#### Data listing ####

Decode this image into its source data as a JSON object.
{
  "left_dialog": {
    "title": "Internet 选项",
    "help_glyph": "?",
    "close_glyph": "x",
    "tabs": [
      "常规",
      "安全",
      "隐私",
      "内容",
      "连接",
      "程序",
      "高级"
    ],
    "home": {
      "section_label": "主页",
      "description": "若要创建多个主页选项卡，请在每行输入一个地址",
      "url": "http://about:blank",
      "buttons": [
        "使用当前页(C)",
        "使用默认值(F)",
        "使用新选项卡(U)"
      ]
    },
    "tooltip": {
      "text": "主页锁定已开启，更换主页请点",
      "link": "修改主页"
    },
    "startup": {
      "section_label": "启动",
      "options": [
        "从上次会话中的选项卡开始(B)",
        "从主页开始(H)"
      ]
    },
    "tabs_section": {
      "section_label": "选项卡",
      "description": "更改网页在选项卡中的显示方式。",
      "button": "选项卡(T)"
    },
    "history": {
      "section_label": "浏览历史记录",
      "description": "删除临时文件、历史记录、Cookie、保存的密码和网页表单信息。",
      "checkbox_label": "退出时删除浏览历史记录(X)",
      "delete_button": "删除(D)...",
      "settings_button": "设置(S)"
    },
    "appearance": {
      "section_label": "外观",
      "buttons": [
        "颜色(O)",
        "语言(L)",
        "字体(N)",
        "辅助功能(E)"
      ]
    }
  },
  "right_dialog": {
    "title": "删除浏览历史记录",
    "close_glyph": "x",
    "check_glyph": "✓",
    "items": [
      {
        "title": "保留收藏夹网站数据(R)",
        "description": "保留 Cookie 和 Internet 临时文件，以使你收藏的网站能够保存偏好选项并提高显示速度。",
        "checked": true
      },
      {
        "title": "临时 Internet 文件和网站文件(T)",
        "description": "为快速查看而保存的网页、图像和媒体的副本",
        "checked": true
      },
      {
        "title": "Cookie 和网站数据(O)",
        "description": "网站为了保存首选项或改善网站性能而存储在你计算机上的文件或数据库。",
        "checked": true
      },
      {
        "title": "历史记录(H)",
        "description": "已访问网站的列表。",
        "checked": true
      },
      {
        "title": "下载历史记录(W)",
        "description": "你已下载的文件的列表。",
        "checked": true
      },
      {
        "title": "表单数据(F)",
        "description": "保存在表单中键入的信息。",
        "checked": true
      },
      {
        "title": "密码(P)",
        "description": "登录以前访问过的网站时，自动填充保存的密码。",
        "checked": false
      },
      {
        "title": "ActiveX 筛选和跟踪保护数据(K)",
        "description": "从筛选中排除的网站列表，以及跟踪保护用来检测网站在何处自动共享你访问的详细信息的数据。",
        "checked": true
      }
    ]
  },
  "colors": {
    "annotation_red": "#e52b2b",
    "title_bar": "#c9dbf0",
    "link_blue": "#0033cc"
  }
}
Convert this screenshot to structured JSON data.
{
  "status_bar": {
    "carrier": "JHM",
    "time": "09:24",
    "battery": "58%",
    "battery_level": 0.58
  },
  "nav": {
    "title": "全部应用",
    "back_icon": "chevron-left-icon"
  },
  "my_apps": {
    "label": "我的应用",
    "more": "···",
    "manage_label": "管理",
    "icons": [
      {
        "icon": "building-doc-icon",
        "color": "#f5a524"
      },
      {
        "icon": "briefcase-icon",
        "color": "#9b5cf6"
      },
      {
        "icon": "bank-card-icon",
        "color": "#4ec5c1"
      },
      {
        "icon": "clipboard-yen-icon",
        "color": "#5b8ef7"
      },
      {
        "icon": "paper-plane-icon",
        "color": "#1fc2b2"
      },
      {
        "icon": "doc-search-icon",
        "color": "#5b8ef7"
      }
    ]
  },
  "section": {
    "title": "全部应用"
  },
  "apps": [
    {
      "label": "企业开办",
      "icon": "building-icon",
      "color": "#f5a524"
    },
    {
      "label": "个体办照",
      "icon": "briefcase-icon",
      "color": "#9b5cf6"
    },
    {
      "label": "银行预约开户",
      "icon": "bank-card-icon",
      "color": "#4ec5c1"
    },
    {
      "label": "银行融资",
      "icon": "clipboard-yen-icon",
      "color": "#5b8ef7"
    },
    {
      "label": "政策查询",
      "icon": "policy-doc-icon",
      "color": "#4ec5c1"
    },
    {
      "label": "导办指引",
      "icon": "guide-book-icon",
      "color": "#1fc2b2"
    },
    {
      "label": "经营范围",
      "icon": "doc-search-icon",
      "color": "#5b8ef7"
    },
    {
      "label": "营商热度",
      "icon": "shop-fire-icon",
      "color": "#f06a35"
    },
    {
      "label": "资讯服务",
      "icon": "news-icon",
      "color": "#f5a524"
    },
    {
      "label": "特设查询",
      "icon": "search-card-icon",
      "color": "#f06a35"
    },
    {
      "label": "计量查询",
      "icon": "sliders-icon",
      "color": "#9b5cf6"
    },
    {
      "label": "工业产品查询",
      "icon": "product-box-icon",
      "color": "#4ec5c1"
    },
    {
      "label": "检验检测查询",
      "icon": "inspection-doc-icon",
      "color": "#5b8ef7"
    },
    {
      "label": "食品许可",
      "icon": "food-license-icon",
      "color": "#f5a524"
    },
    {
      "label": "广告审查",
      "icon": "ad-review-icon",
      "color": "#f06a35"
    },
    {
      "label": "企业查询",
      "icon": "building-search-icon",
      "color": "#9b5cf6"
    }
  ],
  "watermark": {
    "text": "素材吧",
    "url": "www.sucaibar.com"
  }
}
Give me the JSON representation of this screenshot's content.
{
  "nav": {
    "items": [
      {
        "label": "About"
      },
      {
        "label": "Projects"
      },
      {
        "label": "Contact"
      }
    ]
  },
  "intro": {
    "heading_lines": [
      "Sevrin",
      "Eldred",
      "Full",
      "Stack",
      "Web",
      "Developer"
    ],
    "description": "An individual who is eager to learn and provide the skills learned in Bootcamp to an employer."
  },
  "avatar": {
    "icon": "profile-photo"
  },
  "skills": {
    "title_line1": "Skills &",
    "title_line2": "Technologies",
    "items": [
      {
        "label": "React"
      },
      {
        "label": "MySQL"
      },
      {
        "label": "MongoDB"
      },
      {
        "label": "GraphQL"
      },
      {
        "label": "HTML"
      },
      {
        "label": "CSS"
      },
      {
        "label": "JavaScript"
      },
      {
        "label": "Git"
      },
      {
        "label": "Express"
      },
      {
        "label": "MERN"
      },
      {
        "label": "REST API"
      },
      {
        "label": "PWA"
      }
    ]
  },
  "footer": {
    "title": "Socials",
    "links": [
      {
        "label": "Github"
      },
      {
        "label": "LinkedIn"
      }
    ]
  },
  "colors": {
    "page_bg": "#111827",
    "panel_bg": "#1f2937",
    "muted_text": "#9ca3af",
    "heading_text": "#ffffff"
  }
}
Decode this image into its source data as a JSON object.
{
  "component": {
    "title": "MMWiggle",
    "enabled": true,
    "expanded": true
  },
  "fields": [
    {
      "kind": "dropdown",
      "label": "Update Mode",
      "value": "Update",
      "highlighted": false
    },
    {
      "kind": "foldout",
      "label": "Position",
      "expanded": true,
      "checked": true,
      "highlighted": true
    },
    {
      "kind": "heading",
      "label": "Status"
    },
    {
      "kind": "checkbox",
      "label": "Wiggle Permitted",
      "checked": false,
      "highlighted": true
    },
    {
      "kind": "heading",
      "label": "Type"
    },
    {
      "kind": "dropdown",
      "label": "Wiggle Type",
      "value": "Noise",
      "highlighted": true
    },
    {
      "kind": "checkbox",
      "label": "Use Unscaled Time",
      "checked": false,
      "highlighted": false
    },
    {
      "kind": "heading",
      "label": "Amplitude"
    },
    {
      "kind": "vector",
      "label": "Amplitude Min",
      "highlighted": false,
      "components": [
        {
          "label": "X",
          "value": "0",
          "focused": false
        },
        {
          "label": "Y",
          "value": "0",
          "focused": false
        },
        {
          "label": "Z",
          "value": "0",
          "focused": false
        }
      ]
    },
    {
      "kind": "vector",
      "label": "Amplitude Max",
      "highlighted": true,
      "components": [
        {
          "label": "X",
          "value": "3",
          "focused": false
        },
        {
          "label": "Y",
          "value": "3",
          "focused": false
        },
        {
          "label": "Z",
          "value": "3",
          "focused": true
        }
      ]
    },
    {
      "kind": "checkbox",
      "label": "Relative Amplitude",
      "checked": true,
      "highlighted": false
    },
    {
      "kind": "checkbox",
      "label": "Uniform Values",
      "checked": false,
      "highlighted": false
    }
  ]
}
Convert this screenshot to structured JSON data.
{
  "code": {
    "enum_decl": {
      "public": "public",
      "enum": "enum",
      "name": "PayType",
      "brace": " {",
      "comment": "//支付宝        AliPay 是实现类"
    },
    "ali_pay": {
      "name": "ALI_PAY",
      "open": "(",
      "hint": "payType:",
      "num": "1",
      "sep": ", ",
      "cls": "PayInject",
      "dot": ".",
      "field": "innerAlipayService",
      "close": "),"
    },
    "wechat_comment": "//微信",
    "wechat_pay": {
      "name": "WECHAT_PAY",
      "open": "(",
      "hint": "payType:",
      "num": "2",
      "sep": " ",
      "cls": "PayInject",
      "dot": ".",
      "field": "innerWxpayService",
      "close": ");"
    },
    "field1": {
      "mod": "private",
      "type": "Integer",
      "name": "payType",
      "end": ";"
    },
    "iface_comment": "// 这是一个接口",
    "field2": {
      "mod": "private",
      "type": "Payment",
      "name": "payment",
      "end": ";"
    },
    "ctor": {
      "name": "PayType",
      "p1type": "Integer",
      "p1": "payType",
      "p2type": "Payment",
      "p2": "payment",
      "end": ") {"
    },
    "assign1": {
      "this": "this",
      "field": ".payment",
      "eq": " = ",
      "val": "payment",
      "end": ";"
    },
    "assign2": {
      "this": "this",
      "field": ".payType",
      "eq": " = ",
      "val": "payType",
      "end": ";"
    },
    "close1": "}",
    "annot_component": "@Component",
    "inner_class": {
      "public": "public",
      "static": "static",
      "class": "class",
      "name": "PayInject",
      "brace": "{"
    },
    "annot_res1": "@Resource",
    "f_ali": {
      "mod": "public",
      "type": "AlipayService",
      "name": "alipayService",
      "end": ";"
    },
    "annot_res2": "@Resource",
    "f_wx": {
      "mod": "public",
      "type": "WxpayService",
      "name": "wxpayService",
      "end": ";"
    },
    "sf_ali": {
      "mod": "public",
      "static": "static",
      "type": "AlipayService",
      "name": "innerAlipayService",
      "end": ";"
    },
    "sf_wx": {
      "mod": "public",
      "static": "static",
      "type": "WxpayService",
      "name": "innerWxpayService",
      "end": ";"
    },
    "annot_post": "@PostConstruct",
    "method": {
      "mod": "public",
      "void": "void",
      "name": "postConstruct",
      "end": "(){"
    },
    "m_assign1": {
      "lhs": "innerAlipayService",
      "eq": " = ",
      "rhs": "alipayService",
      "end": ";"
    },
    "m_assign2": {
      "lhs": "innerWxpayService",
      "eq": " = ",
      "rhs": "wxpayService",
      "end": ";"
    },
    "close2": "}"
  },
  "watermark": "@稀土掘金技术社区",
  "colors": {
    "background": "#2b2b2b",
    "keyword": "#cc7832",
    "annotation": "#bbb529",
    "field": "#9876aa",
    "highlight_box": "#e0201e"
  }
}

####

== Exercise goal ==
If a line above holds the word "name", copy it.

== Exercise output ==
      "name": "PayType",
      "name": "ALI_PAY",
      "name": "WECHAT_PAY",
      "name": "payType",
      "name": "payment",
      "name": "PayType",
      "name": "PayInject",
      "name": "alipayService",
      "name": "wxpayService",
      "name": "innerAlipayService",
      "name": "innerWxpayService",
      "name": "postConstruct",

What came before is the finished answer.